In a radical departure from conventional lens-based optics, MIT scientists have developed a sophisticated optical system made of mesh-like webs of light-detecting fibers. The fiber constructs, which have a number of advantages over their lens-based predecessors, are currently capable of measuring the direction, intensity and phase of light (a property used to describe a light wave) without the lenses, filters or detector arrays that are the classic elements of optical systems such as eyes or cameras.
Ultimately the researchers expect the new system will be capable of much more, with potential applications ranging from improved space telescopes to clothing that provides situational awareness to soldiers or even the visually impaired.
The transparent fiber-webs could even enable huge computer screens to be activated with beams of light instead of the touch of a finger. “We could use light to enhance interaction with computers and even gaming systems,” said Professor Yoel Fink of the Department of Materials Science and Engineering and the Research Lab of Electronics, leader of the team. “It's intriguing — the idea of touching with light.”
The scientists report the work in the June 25 online edition of Nature Materials, and it is featured on the cover of the July print issue of the magazine.
The human eye, digital and film cameras, and even the Hubble space telescope rely on lenses and detector surfaces (like the retina) to create images. But while these systems deliver excellent images, they are constrained by their size, weight, fragility and limited field of view.
In contrast, the fiber webs are flexible and lightweight. Plus, a fiber web in the shape of a sphere can sense the entire volume of space around it, according to Fink.
“When you're looking at something with your eyes, there's a particular direction you're looking in,” says Ayman Abouraddy a research scientist in Fink's lab. “The field of view is defined around that direction. Depending on the lens, you may be able to capture a certain field of view around that direction, but that's it. Until now, most every optical system was limited by an optical axis or direction.”
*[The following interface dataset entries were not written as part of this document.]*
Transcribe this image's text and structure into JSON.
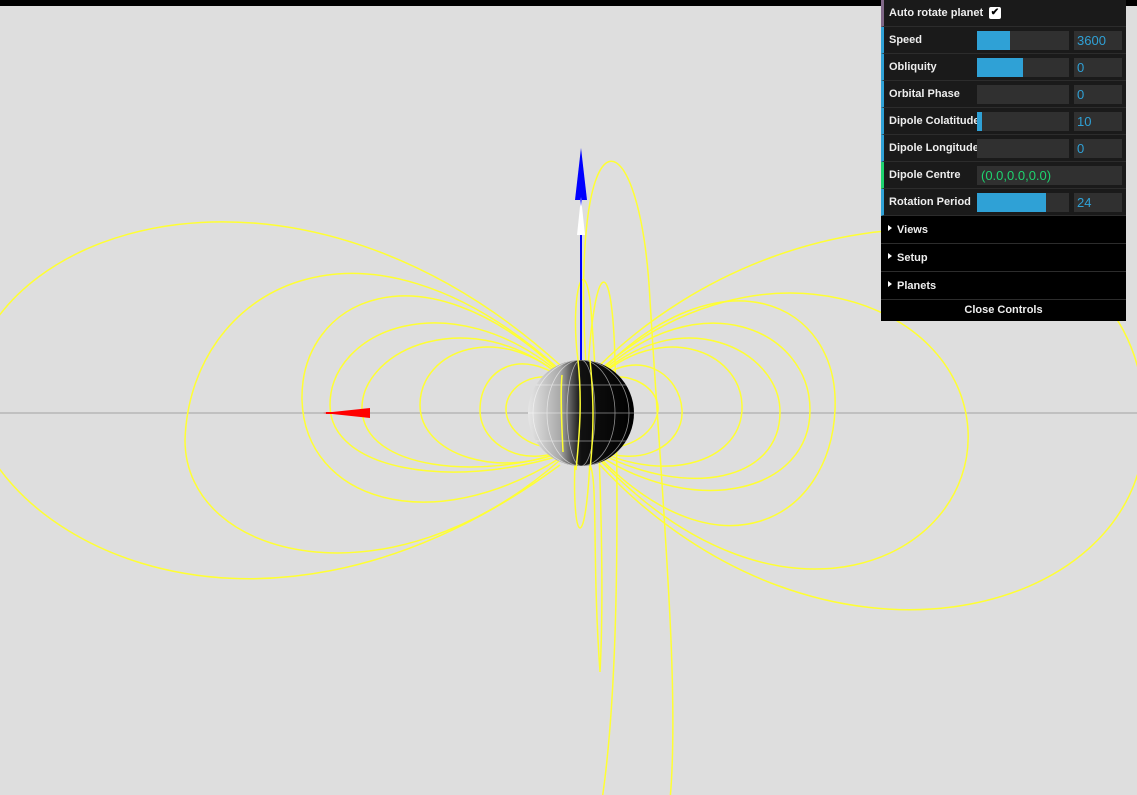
{
  "controls": {
    "auto_rotate": {
      "label": "Auto rotate planet",
      "checked": true,
      "check_glyph": "✔"
    },
    "speed": {
      "label": "Speed",
      "value": "3600",
      "fraction": 0.36
    },
    "obliquity": {
      "label": "Obliquity",
      "value": "0",
      "fraction": 0.5
    },
    "orbital_phase": {
      "label": "Orbital Phase",
      "value": "0",
      "fraction": 0.0
    },
    "dipole_colatitude": {
      "label": "Dipole Colatitude",
      "value": "10",
      "fraction": 0.055
    },
    "dipole_longitude": {
      "label": "Dipole Longitude",
      "value": "0",
      "fraction": 0.0
    },
    "dipole_centre": {
      "label": "Dipole Centre",
      "value": "(0.0,0.0,0.0)"
    },
    "rotation_period": {
      "label": "Rotation Period",
      "value": "24",
      "fraction": 0.75
    },
    "folders": {
      "views": "Views",
      "setup": "Setup",
      "planets": "Planets"
    },
    "close_label": "Close Controls"
  },
  "colors": {
    "background": "#dedede",
    "field_lines": "#ffff33",
    "slider_fill": "#2fa1d6",
    "string_value": "#1ed36f",
    "x_arrow": "red",
    "z_arrow": "blue"
  },
  "icons": [
    "checkbox-check-icon",
    "folder-triangle-icon"
  ]
}
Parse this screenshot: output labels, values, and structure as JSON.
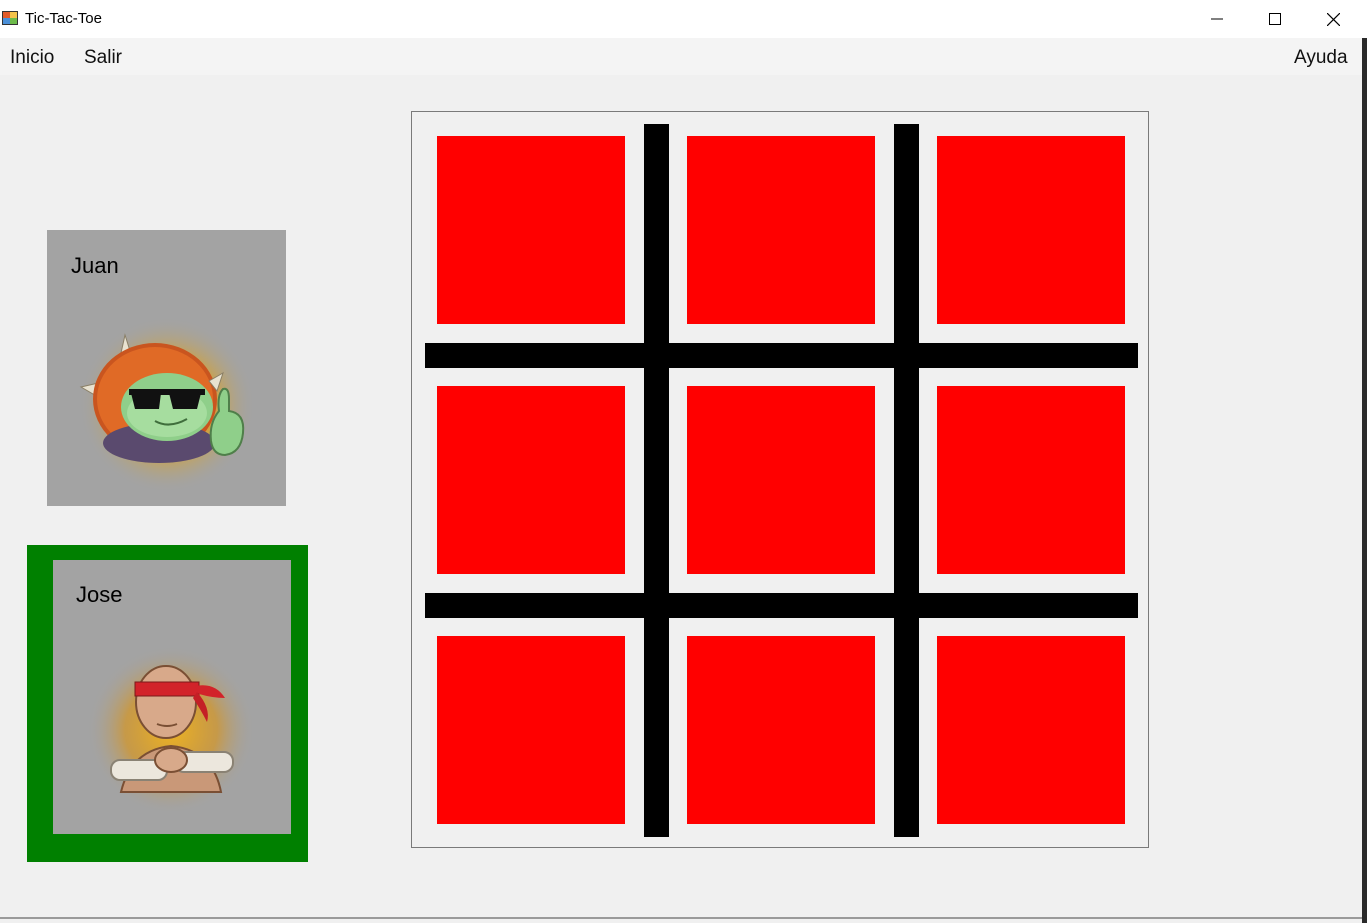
{
  "window": {
    "title": "Tic-Tac-Toe"
  },
  "menu": {
    "inicio": "Inicio",
    "salir": "Salir",
    "ayuda": "Ayuda"
  },
  "players": [
    {
      "name": "Juan",
      "active": false,
      "avatar": "turtle-with-sunglasses-thumbs-up-icon"
    },
    {
      "name": "Jose",
      "active": true,
      "avatar": "blindfolded-monk-icon"
    }
  ],
  "colors": {
    "cell": "#ff0000",
    "grid": "#000000",
    "active_player": "#008000",
    "card_background": "#a3a3a3"
  },
  "board": {
    "cells": [
      "",
      "",
      "",
      "",
      "",
      "",
      "",
      "",
      ""
    ]
  }
}
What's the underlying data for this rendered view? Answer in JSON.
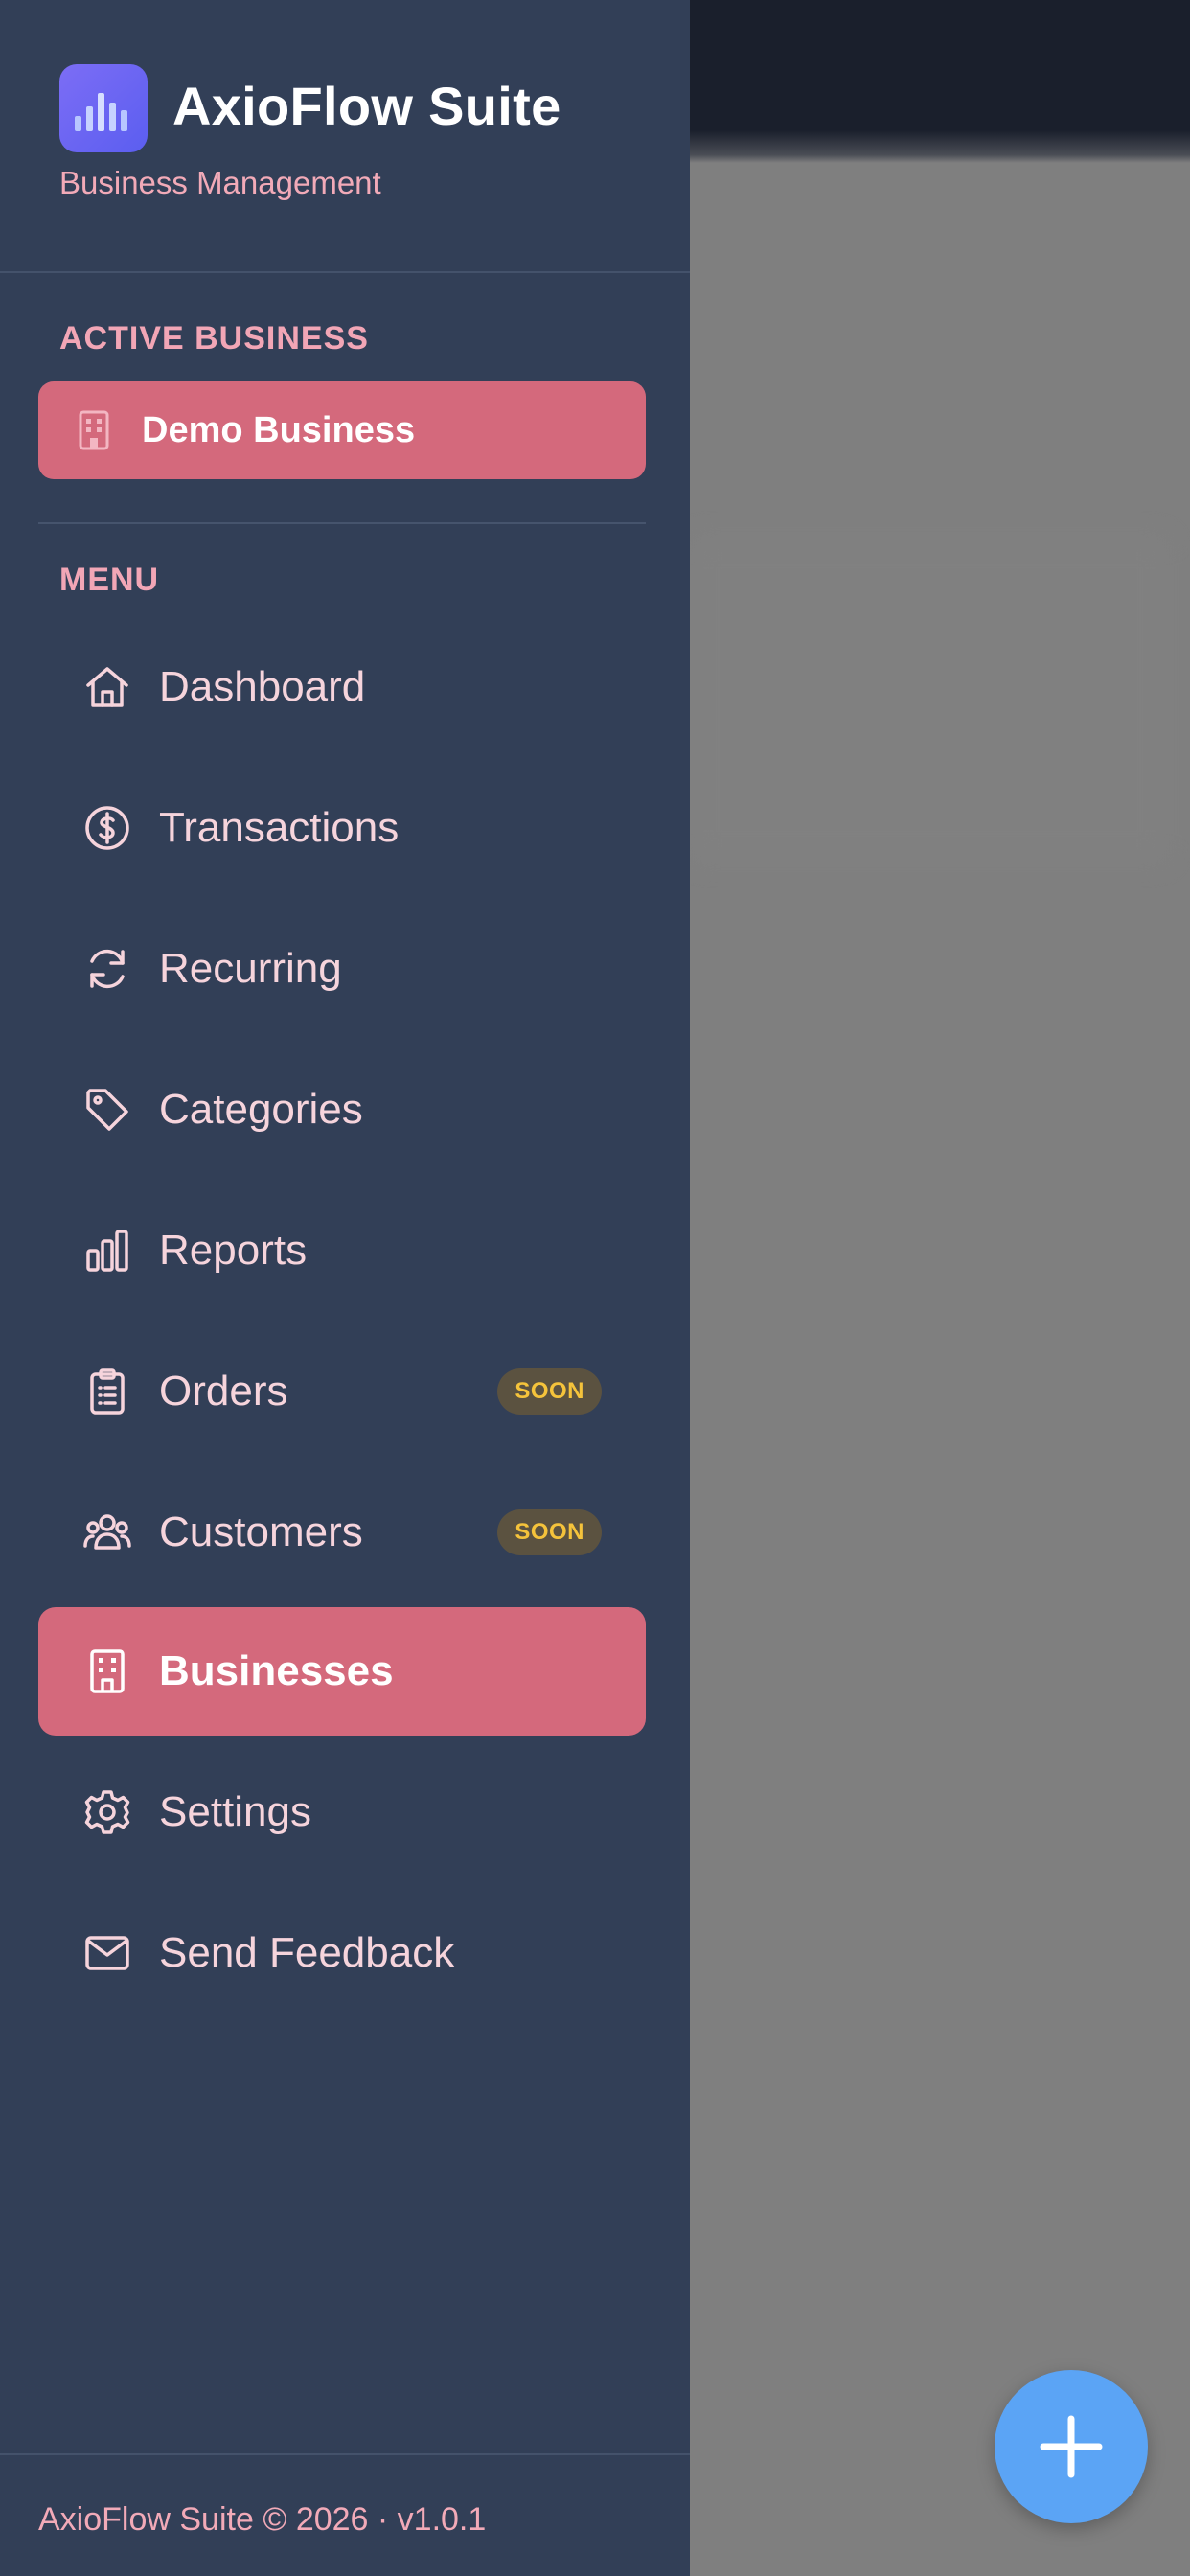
{
  "app": {
    "name": "AxioFlow Suite",
    "subtitle": "Business Management"
  },
  "active_business": {
    "section_label": "ACTIVE BUSINESS",
    "name": "Demo Business"
  },
  "menu": {
    "section_label": "MENU",
    "items": [
      {
        "label": "Dashboard",
        "icon": "home-icon",
        "active": false
      },
      {
        "label": "Transactions",
        "icon": "dollar-circle-icon",
        "active": false
      },
      {
        "label": "Recurring",
        "icon": "refresh-icon",
        "active": false
      },
      {
        "label": "Categories",
        "icon": "tag-icon",
        "active": false
      },
      {
        "label": "Reports",
        "icon": "bar-chart-icon",
        "active": false
      },
      {
        "label": "Orders",
        "icon": "clipboard-list-icon",
        "active": false,
        "badge": "SOON"
      },
      {
        "label": "Customers",
        "icon": "users-icon",
        "active": false,
        "badge": "SOON"
      },
      {
        "label": "Businesses",
        "icon": "building-icon",
        "active": true
      },
      {
        "label": "Settings",
        "icon": "gear-icon",
        "active": false
      },
      {
        "label": "Send Feedback",
        "icon": "mail-icon",
        "active": false
      }
    ]
  },
  "footer": {
    "text": "AxioFlow Suite © 2026 · v1.0.1"
  },
  "fab": {
    "icon": "plus-icon"
  },
  "colors": {
    "drawer_bg": "#323f57",
    "accent": "#d4697c",
    "fab": "#5ba4f5",
    "badge_text": "#f5c33b"
  }
}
In addition to having an unlimited field of view, the fiber sphere can also detect the direction of incoming light. Light enters the transparent sphere at one point and exits at another, providing a directional reference back to the light source.
Fink's team has also created a flat, two-dimensional web of fibers and placed two such webs in parallel. These constructs, which can measure the intensity of incoming light, are capable of generating rough images of objects placed near them, such as the shape of a letter “E” cut stencil-like from paper and lit from behind. The image shows up on a computer screen, reconstructed from a light intensity distribution measured by the webs.
The fibers used in the webs are about 1 millimeter in diameter. They consist of a photoconductive glass core with metal electrodes that run along the length of the core, all surrounded by a transparent polymer insulator.
The fibers can detect light anywhere along their length, producing a change in current in an external electrical circuit. While one fiber on its own cannot detect the exact location of an incoming beam of light, when many fibers are arrayed in a web, their points of intersection provide the exact coordinates of the beam. A computer assimilates the data generated by the web and translates it for the user. If the fibers were woven into a textile, for instance, an embedded computer could provide information on a small display screen or even audibly.
Improving the imaging power of the fiber webs will require reducing the diameter of the fibers and creating denser webs. Fink says he's not certain whether the new technology will one day replicate human vision. “Just the idea of imaging with a transparent object is a true eye opener,” he said.
Fink's colleagues on the work are John Joannopoulos, the Francis Wright Davis Professor of Physics and a member of the Research Lab of Electronics (RLE), RLE research scientists Ayman Abouraddy and Mehmet Bayindir (now a faculty member at Bilkent University, Turkey), graduate students Ofer Shapira of the Department of Electrical Engineering and Computer Science, and Fabien Sorin, of the Department of Materials Science and Engineering, RLE research assistant Jerimy Arnold and Dursen Hinczewski (now at Istanbul Technical University, Turkey). Yigal Migdal assembled the sphere.
This work is funded by the MIT Institute for Soldier Nanotechnologies, the U.S. Department of Energy, the Defense Advanced Research Projects Agency, and the National Science Foundation.
Source: Eve Downing; Massachusetts Institute of Technology